[Dataset rows describing interfaces]
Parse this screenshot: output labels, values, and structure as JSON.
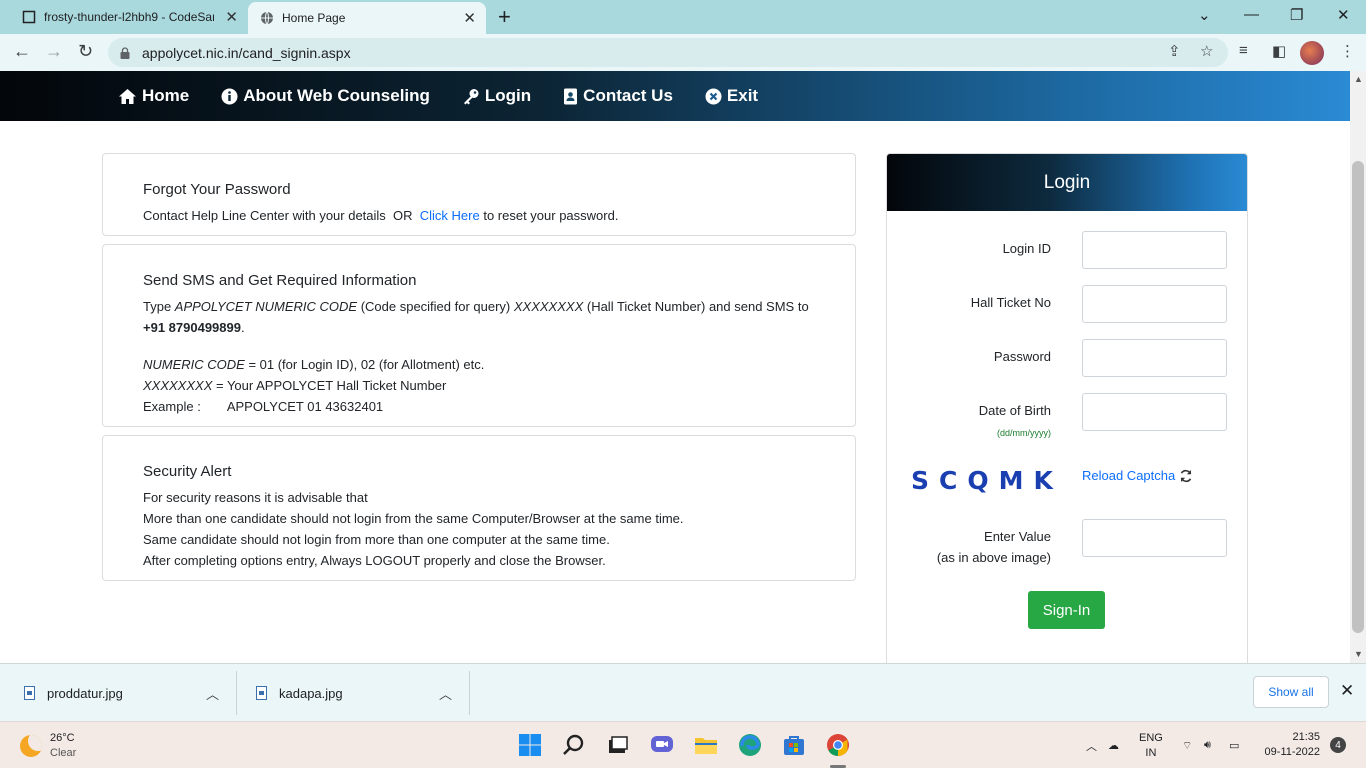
{
  "browser": {
    "tabs": [
      {
        "title": "frosty-thunder-l2hbh9 - CodeSan",
        "active": false
      },
      {
        "title": "Home Page",
        "active": true
      }
    ],
    "url": "appolycet.nic.in/cand_signin.aspx"
  },
  "nav": {
    "items": [
      "Home",
      "About Web Counseling",
      "Login",
      "Contact Us",
      "Exit"
    ]
  },
  "forgot": {
    "heading": "Forgot Your Password",
    "text_before": "Contact Help Line Center with your details  OR  ",
    "link": "Click Here",
    "text_after": " to reset your password."
  },
  "sms": {
    "heading": "Send SMS and Get Required Information",
    "line1_type": "Type ",
    "line1_code": "APPOLYCET NUMERIC CODE",
    "line1_mid": " (Code specified for query) ",
    "line1_x": "XXXXXXXX",
    "line1_end": " (Hall Ticket Number) and send SMS to ",
    "number": "+91 8790499899",
    "period": ".",
    "numeric_label": "NUMERIC CODE",
    "numeric_text": " = 01 (for Login ID), 02 (for Allotment) etc.",
    "x_label": "XXXXXXXX",
    "x_text": " = Your APPOLYCET Hall Ticket Number",
    "example_label": "Example :",
    "example_value": "APPOLYCET 01 43632401"
  },
  "security": {
    "heading": "Security Alert",
    "lines": [
      "For security reasons it is advisable that",
      "More than one candidate should not login from the same Computer/Browser at the same time.",
      "Same candidate should not login from more than one computer at the same time.",
      "After completing options entry, Always LOGOUT properly and close the Browser."
    ]
  },
  "login": {
    "title": "Login",
    "login_id_label": "Login ID",
    "hall_ticket_label": "Hall Ticket No",
    "password_label": "Password",
    "dob_label": "Date of Birth",
    "dob_hint": "(dd/mm/yyyy)",
    "captcha_text": "SCQMK",
    "reload_label": "Reload Captcha",
    "enter_value_label": "Enter Value",
    "enter_value_hint": "(as in above image)",
    "signin_label": "Sign-In"
  },
  "downloads": {
    "files": [
      "proddatur.jpg",
      "kadapa.jpg"
    ],
    "show_all": "Show all"
  },
  "taskbar": {
    "temp": "26°C",
    "weather": "Clear",
    "lang1": "ENG",
    "lang2": "IN",
    "time": "21:35",
    "date": "09-11-2022",
    "notifications": "4"
  }
}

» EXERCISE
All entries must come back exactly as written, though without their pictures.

» RESULT OF THE TASK
Parse this screenshot: output labels, values, and structure as JSON.
{
  "browser": {
    "tabs": [
      {
        "title": "frosty-thunder-l2hbh9 - CodeSan",
        "active": false
      },
      {
        "title": "Home Page",
        "active": true
      }
    ],
    "url": "appolycet.nic.in/cand_signin.aspx"
  },
  "nav": {
    "items": [
      "Home",
      "About Web Counseling",
      "Login",
      "Contact Us",
      "Exit"
    ]
  },
  "forgot": {
    "heading": "Forgot Your Password",
    "text_before": "Contact Help Line Center with your details  OR  ",
    "link": "Click Here",
    "text_after": " to reset your password."
  },
  "sms": {
    "heading": "Send SMS and Get Required Information",
    "line1_type": "Type ",
    "line1_code": "APPOLYCET NUMERIC CODE",
    "line1_mid": " (Code specified for query) ",
    "line1_x": "XXXXXXXX",
    "line1_end": " (Hall Ticket Number) and send SMS to ",
    "number": "+91 8790499899",
    "period": ".",
    "numeric_label": "NUMERIC CODE",
    "numeric_text": " = 01 (for Login ID), 02 (for Allotment) etc.",
    "x_label": "XXXXXXXX",
    "x_text": " = Your APPOLYCET Hall Ticket Number",
    "example_label": "Example :",
    "example_value": "APPOLYCET 01 43632401"
  },
  "security": {
    "heading": "Security Alert",
    "lines": [
      "For security reasons it is advisable that",
      "More than one candidate should not login from the same Computer/Browser at the same time.",
      "Same candidate should not login from more than one computer at the same time.",
      "After completing options entry, Always LOGOUT properly and close the Browser."
    ]
  },
  "login": {
    "title": "Login",
    "login_id_label": "Login ID",
    "hall_ticket_label": "Hall Ticket No",
    "password_label": "Password",
    "dob_label": "Date of Birth",
    "dob_hint": "(dd/mm/yyyy)",
    "captcha_text": "SCQMK",
    "reload_label": "Reload Captcha",
    "enter_value_label": "Enter Value",
    "enter_value_hint": "(as in above image)",
    "signin_label": "Sign-In"
  },
  "downloads": {
    "files": [
      "proddatur.jpg",
      "kadapa.jpg"
    ],
    "show_all": "Show all"
  },
  "taskbar": {
    "temp": "26°C",
    "weather": "Clear",
    "lang1": "ENG",
    "lang2": "IN",
    "time": "21:35",
    "date": "09-11-2022",
    "notifications": "4"
  }
}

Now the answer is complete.